WHAT THE EXERCISE ASKS: Wherever a line in the records below contains "true", copy that line.

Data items

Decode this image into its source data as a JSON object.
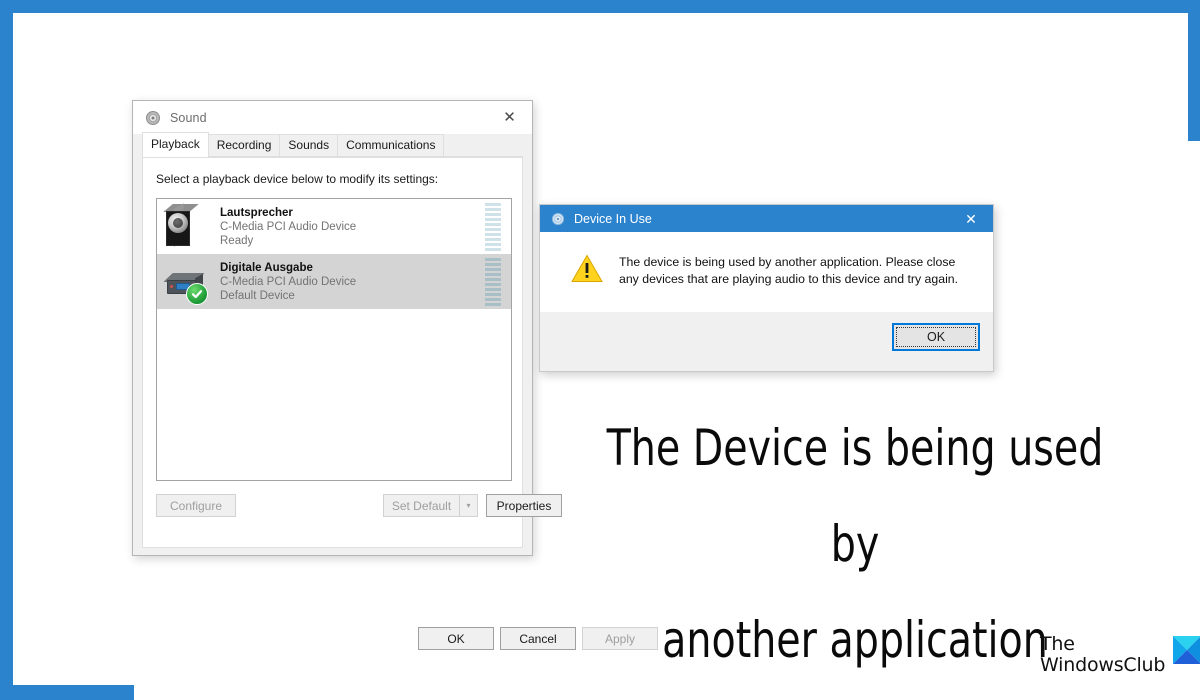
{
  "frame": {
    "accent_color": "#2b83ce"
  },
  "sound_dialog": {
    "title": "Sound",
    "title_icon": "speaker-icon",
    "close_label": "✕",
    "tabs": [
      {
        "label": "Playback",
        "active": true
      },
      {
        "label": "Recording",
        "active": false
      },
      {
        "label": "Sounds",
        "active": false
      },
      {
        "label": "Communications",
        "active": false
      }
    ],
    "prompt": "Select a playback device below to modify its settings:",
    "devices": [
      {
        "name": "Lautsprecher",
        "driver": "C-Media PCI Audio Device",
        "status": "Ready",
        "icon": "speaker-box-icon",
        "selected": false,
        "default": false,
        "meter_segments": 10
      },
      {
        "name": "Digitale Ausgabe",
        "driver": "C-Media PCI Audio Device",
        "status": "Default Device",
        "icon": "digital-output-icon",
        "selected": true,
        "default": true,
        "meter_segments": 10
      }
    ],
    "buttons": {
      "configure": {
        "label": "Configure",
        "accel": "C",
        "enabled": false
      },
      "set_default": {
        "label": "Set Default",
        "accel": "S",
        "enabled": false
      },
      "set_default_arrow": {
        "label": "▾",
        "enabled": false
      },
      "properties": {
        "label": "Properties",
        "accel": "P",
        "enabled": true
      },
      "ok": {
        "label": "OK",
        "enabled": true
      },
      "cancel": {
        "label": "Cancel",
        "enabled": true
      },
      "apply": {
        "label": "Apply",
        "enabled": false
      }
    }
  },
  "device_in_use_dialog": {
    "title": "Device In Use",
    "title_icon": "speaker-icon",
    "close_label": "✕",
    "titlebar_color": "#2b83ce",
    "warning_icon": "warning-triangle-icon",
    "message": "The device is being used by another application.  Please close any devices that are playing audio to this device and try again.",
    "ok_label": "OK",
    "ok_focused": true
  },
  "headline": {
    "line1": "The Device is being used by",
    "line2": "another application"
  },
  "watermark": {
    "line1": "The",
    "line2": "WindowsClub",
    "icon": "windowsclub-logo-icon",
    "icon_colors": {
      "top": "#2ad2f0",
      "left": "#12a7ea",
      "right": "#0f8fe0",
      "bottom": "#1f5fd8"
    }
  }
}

REPLY:
        "active": true
        "selected": true,
        "default": true,
        "enabled": true
        "enabled": true
        "enabled": true
    "ok_focused": true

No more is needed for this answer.